### EXERCISE INSTRUCTIONS
Across the listing below, how many lines contain "Total"? Answer with the number and nothing else.

### INPUT

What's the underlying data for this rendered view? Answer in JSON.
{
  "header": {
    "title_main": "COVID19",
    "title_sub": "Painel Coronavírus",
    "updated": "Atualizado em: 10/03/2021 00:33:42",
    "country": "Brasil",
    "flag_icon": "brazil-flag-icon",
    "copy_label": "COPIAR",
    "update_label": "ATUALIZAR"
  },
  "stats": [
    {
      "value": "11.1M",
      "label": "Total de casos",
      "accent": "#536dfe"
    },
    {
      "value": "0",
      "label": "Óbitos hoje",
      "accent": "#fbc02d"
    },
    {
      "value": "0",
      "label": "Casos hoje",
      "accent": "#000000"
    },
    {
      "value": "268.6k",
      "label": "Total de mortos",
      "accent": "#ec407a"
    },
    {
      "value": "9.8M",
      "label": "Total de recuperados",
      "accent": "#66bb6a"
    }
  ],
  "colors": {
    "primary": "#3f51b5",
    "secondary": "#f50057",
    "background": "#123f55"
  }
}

### EXERCISE RESPONSE
3